ANDREW Griffiths has been Burton’s MP for two years. His term of office has been a white knuckle ride — but one he would not have missed for the world, despite its numerous highs and occasional lows.
Here, in an interview with chief reporter ADRIAN JENKINS, the Tory looks back at his first 24 months and outlines his ambitions for the 36 which remain
“I CAN’T believe it’s already been two years since the result was announced and I was elected MP for Burton,” says Andrew Griffiths.
His surprise is justified, given it does seem unbelievable that 24 months have passed since the early hours of May 7, 2010, when the voters handed him the keys to Parliament’s door.
But the history books are clear: the Tory did indeed wrest control of the constituency from Labour for the first time in 13 years, outpolling his opponents by 6,304 votes as Gordon Brown’s red tide rolled out.
“I’ve still got very vivid memories of entering through the gates of Parliament for the first time and thinking that it was real that I had been elected,” he says.
“I still get that same excitement when I cross the river and walk up to Big Ben and see the Houses of Parliament before me.
“I still get the same thrill and excitement and when I stop getting that kick of seeing Parliament and being part of it, that will be the time to quit.”
Mr Griffiths’ proximity to power has already provided him memories galore, such as US President Barack Obama’s address to Parliament and the Queen and Prince Philip’s visit to Westminster Hall to celebrate the monarch’s Diamond Jubilee.
Whenever he can, the MP does his best to sprinkle some of this parliamentary magic dust over his constituents, and is proud to say he has already hosted visits by more than 700 of them.
But Mr Griffiths was elected to serve the people of Burton and Uttoxeter and, so far at least, has relished the challenge.
“The thing I’ve enjoyed more than anything else is my work in the community,” he says.
“What I’ve tried to do is to be Burton’s representative at Westminster and not the other way around.
“It’s been a really humbling experience to be invited to see so much of the brilliant community work that goes on in our town and I’m always humbled by just how much dedication and commitment there is from people who make up in Burton what David Cameron calls the ‘big society’.
Particularly pleasing, Mr Griffiths says, has been uniting people in common causes that have made real differences to people’s lives, such as the successful battle to save the Elizabeth Court retirement complex, in Winshill, and the campaign for faster broadband in Burton.
One of these battles, the fight to save Burton’s inpatient psychiatric unit, the Margaret Stanhope Centre, has proved to be his biggest positive — and negative.
“The night I drove home from Stafford knowing we had failed in the campaign to keep the Margaret Stanhope open was possibly the most miserable and depressing time I’ve had as an MP,” he says.

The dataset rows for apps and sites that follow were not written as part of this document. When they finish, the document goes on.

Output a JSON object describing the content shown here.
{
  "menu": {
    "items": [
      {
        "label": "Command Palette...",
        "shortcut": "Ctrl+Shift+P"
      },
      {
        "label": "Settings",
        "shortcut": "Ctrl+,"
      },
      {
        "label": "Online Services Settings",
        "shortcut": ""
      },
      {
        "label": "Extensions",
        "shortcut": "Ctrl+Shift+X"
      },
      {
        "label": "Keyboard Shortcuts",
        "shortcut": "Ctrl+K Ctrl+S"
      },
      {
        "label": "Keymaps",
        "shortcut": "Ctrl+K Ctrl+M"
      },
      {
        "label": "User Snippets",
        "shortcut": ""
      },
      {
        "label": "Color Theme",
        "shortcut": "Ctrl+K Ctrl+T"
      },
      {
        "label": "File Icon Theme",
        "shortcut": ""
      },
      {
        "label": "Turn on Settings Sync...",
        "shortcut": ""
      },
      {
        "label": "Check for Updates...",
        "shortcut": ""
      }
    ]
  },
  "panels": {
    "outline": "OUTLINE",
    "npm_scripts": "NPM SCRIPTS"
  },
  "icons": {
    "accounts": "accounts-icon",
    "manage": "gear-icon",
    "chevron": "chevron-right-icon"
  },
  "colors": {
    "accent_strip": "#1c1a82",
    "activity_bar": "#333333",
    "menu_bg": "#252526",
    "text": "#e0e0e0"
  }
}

“For the first time I felt a bit powerless — that despite all of the effort and commitment and hard work that everyone had shown, we had not achieved what we set out to achieve.
“While we did not succeed, the campaign was a good example of a community uniting for a common cause and showed politics in a good light — that people from all political parties could put their party differences aside and work together to try to save something that was so important to the community,” he says.
But though Mr Griffiths has learned he ‘can’t click his fingers and make things happen’, and can only seek to use his influence for positive ends, his awareness of the limits of an MP’s powers has not checked his ambition.
He is keen to do more to bring jobs to Burton, particularly for young people, and to help the town’s voluntary and community sector.
Two years of his mandate have flown by, but Mr Griffiths is looking forward with optimism to the three that remain.